↓↓↓

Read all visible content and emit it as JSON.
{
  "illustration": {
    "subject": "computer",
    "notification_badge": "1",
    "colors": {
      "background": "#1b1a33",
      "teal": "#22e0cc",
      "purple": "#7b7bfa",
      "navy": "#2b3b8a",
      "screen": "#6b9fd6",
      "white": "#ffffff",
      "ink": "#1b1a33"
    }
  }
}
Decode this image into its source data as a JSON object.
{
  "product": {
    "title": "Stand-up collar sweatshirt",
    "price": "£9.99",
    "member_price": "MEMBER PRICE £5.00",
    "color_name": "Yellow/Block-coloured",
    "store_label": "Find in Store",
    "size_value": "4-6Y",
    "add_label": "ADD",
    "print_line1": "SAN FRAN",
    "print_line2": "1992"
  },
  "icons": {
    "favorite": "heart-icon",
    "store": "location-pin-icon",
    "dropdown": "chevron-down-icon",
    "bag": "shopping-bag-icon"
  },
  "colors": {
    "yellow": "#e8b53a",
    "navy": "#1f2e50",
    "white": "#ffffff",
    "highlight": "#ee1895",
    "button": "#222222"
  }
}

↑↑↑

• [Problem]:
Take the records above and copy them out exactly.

• [Answer space]:
Read all visible content and emit it as JSON.
{
  "illustration": {
    "subject": "computer",
    "notification_badge": "1",
    "colors": {
      "background": "#1b1a33",
      "teal": "#22e0cc",
      "purple": "#7b7bfa",
      "navy": "#2b3b8a",
      "screen": "#6b9fd6",
      "white": "#ffffff",
      "ink": "#1b1a33"
    }
  }
}
Decode this image into its source data as a JSON object.
{
  "product": {
    "title": "Stand-up collar sweatshirt",
    "price": "£9.99",
    "member_price": "MEMBER PRICE £5.00",
    "color_name": "Yellow/Block-coloured",
    "store_label": "Find in Store",
    "size_value": "4-6Y",
    "add_label": "ADD",
    "print_line1": "SAN FRAN",
    "print_line2": "1992"
  },
  "icons": {
    "favorite": "heart-icon",
    "store": "location-pin-icon",
    "dropdown": "chevron-down-icon",
    "bag": "shopping-bag-icon"
  },
  "colors": {
    "yellow": "#e8b53a",
    "navy": "#1f2e50",
    "white": "#ffffff",
    "highlight": "#ee1895",
    "button": "#222222"
  }
}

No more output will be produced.